Push aside dated notions of Canada’s forest sector as dominated by lumberjacks focused solely on logging trees and processing the wood. Today’s forest sector is high-tech, with employees skilled in biochemistry, genetics, computer modelling, satellite imagery, and digital processing writes Chadwick Wasilenkoff  in the Vancouver Sun. Today’s bio-economy is a dynamic global market that mirrors a paradigm shift to products that originate from natural renewable sources. Mills that have focused on processing timber and pulp are beginning to diversify into bio-energy, bio-chemicals and bio-materials, which include wood fibre and biomass that is converted into renewable fuel, food additives, non-toxic chemicals, solvents, plastics, textiles, and other products.

A study issued by the Forest Products Association of Canada (FPAC) earlier this year details how the Canadian forest sector is becoming a central, thriving player in our new bioage. This research demonstrates how the forest products industry of Canada is poised to repurpose the chemicals and bio-materials extracted from trees to exploit a potential global market estimated at around $200 billion.

The forestry sector is finding new life in innovative solutions that are not only helping the once struggling industry turn around, but also helping to usher in a green movement. After two years of work by FPAC, FPInnovations, and the Canadian Forest Service (CFS) of Natural Resources Canada, a new program called the Bio-pathways Project was set into motion this year with the goal of revitalizing the Canadian forestry sector. The project looks outside of traditional uses for wood, lumber, pulp and paper in an effort to create new jobs and sectors with a more sustainable future for the country and its citizens. New products include bio-active paper -paper towels than can indicate contamination; nanocrystalline cellulose composites that can replace materials in aircraft; wood-based textiles (such as rayon); and cross-laminated timber - a technology that produces strong beams and panels for construction products. As the CEO of a security and specialty pulp and paper company, we are in the process of transforming Quebec’s Thurso mill from a traditional pulp mill to a specialty dissolving-pulp operation. Dissolving pulp, a chemically refined bleached pulp of pure cellulose fibres extracted from trees that are used to produce rayon, is a popular cotton substitute in China and other markets. With our Quebec facility, we are transforming an underutilized asset that struggled for market share in the low-value-add commodity marketplace.

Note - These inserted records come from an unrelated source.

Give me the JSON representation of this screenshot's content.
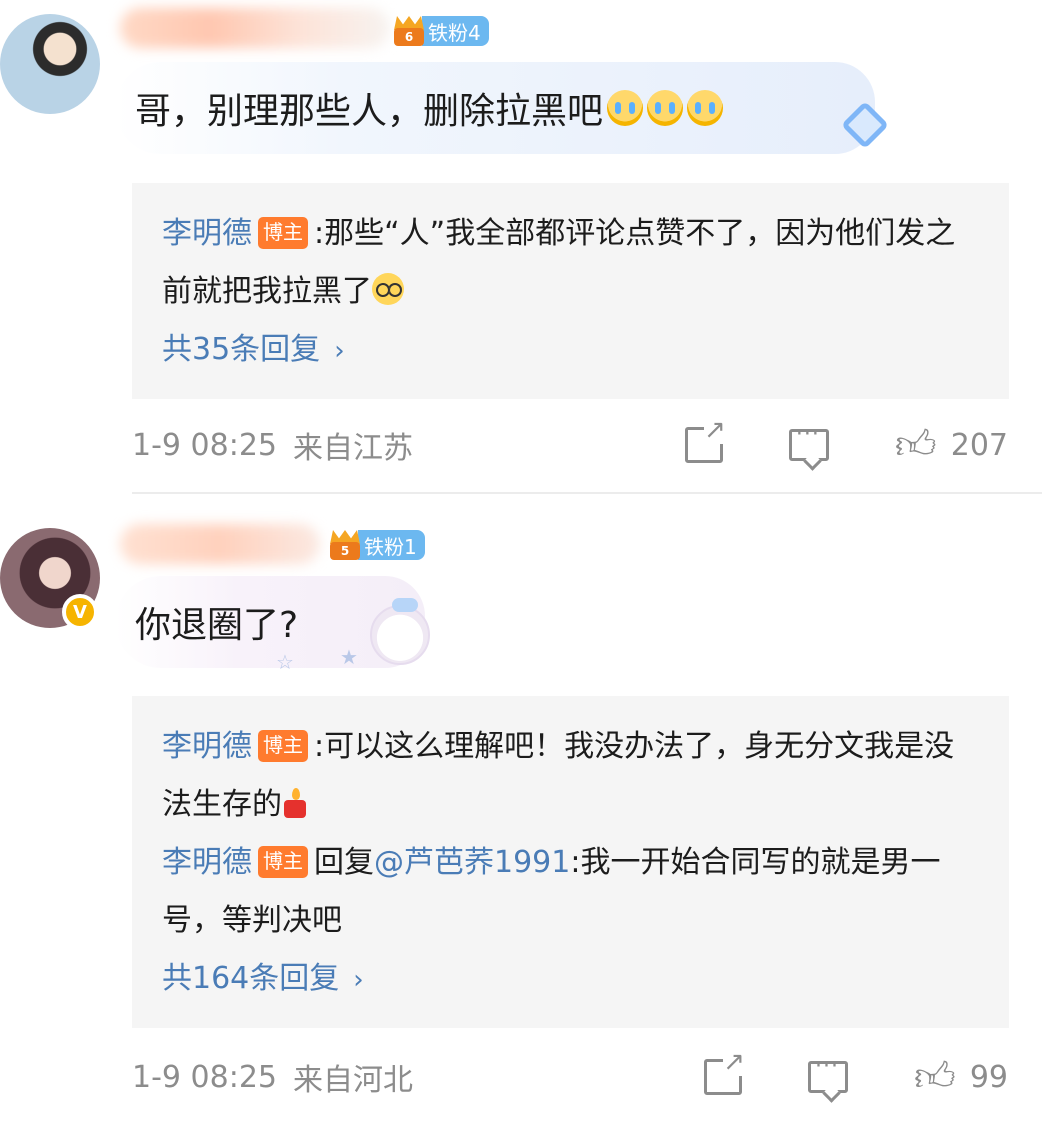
{
  "comments": [
    {
      "fan_badge": {
        "level_label": "铁粉4",
        "crown_digit": "6"
      },
      "text": "哥，别理那些人，删除拉黑吧",
      "emojis": [
        "crying-emoji",
        "crying-emoji",
        "crying-emoji"
      ],
      "replies": [
        {
          "author": "李明德",
          "badge": "博主",
          "text": ":那些“人”我全部都评论点赞不了，因为他们发之前就把我拉黑了",
          "emoji": "glasses-emoji"
        }
      ],
      "more_replies": "共35条回复",
      "time": "1-9 08:25",
      "location": "来自江苏",
      "like_count": "207"
    },
    {
      "fan_badge": {
        "level_label": "铁粉1",
        "crown_digit": "5"
      },
      "text": "你退圈了?",
      "verified": true,
      "replies": [
        {
          "author": "李明德",
          "badge": "博主",
          "text": ":可以这么理解吧！我没办法了，身无分文我是没法生存的",
          "emoji": "candle-emoji"
        },
        {
          "author": "李明德",
          "badge": "博主",
          "prefix": "回复",
          "mention": "@芦芭荞1991",
          "text": ":我一开始合同写的就是男一号，等判决吧"
        }
      ],
      "more_replies": "共164条回复",
      "time": "1-9 08:25",
      "location": "来自河北",
      "like_count": "99"
    }
  ],
  "colors": {
    "link": "#4a7cb6",
    "host_badge": "#ff7b2e",
    "meta": "#8c8c8c",
    "reply_bg": "#f5f5f5"
  },
  "icons": {
    "share": "share-icon",
    "comment": "comment-icon",
    "like": "like-icon",
    "chevron": "chevron-right-icon"
  }
}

The evolution to dissolving pulp from traditional pulp metamorphoses the mill into a globally competitive, low-cost producer with a sustainable and profitable long-term future.

The future of the forestry sector is here today, and it offers a bold, innovative, profitable and environmentally conscious path for the industry. Our global concern to reduce greenhousegas emissions leads us through the forest to invest in renewable-energy technologies that use wood fibre.

As reported by Natural Resources Canada, “many mills across the country now convert their wood residues into heat and power for their own operations with nearly 60 per cent of the sector’s energy coming from waste biomass with some facilities already acting as net sources of green power. The industry’s goal, as stated by FPAC, is to become a net producer rather than a net user of energy by 2020.”


Extpub | by Dr. Radut